## LISTED ENTRIES
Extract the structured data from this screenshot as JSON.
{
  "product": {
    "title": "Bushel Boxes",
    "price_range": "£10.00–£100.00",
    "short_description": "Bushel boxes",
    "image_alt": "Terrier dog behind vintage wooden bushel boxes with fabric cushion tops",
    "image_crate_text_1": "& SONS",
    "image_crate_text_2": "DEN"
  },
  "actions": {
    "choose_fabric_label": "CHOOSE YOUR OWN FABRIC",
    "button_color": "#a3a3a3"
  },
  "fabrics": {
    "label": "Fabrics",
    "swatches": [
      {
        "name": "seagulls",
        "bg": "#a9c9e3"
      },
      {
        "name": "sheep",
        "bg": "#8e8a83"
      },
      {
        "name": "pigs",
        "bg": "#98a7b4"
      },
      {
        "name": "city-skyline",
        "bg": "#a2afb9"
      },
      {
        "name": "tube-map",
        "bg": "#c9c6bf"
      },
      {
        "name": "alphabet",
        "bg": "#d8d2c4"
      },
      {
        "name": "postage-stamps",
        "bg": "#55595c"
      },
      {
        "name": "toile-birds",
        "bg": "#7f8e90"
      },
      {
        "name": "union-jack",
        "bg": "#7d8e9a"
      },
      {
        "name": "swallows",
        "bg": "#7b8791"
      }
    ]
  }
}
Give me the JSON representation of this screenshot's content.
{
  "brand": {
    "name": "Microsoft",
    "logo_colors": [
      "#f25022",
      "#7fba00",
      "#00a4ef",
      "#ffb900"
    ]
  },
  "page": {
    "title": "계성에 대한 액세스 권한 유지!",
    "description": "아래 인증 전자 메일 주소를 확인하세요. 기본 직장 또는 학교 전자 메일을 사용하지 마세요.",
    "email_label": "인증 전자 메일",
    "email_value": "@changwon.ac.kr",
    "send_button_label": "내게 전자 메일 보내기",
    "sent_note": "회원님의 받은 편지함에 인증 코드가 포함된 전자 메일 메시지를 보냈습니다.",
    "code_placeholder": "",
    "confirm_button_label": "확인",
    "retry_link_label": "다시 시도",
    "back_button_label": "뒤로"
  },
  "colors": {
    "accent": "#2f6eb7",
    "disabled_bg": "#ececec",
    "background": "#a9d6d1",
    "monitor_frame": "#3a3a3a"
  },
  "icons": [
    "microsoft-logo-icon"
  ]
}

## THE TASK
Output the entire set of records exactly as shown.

## RESPONSE AREA
Extract the structured data from this screenshot as JSON.
{
  "product": {
    "title": "Bushel Boxes",
    "price_range": "£10.00–£100.00",
    "short_description": "Bushel boxes",
    "image_alt": "Terrier dog behind vintage wooden bushel boxes with fabric cushion tops",
    "image_crate_text_1": "& SONS",
    "image_crate_text_2": "DEN"
  },
  "actions": {
    "choose_fabric_label": "CHOOSE YOUR OWN FABRIC",
    "button_color": "#a3a3a3"
  },
  "fabrics": {
    "label": "Fabrics",
    "swatches": [
      {
        "name": "seagulls",
        "bg": "#a9c9e3"
      },
      {
        "name": "sheep",
        "bg": "#8e8a83"
      },
      {
        "name": "pigs",
        "bg": "#98a7b4"
      },
      {
        "name": "city-skyline",
        "bg": "#a2afb9"
      },
      {
        "name": "tube-map",
        "bg": "#c9c6bf"
      },
      {
        "name": "alphabet",
        "bg": "#d8d2c4"
      },
      {
        "name": "postage-stamps",
        "bg": "#55595c"
      },
      {
        "name": "toile-birds",
        "bg": "#7f8e90"
      },
      {
        "name": "union-jack",
        "bg": "#7d8e9a"
      },
      {
        "name": "swallows",
        "bg": "#7b8791"
      }
    ]
  }
}
Give me the JSON representation of this screenshot's content.
{
  "brand": {
    "name": "Microsoft",
    "logo_colors": [
      "#f25022",
      "#7fba00",
      "#00a4ef",
      "#ffb900"
    ]
  },
  "page": {
    "title": "계성에 대한 액세스 권한 유지!",
    "description": "아래 인증 전자 메일 주소를 확인하세요. 기본 직장 또는 학교 전자 메일을 사용하지 마세요.",
    "email_label": "인증 전자 메일",
    "email_value": "@changwon.ac.kr",
    "send_button_label": "내게 전자 메일 보내기",
    "sent_note": "회원님의 받은 편지함에 인증 코드가 포함된 전자 메일 메시지를 보냈습니다.",
    "code_placeholder": "",
    "confirm_button_label": "확인",
    "retry_link_label": "다시 시도",
    "back_button_label": "뒤로"
  },
  "colors": {
    "accent": "#2f6eb7",
    "disabled_bg": "#ececec",
    "background": "#a9d6d1",
    "monitor_frame": "#3a3a3a"
  },
  "icons": [
    "microsoft-logo-icon"
  ]
}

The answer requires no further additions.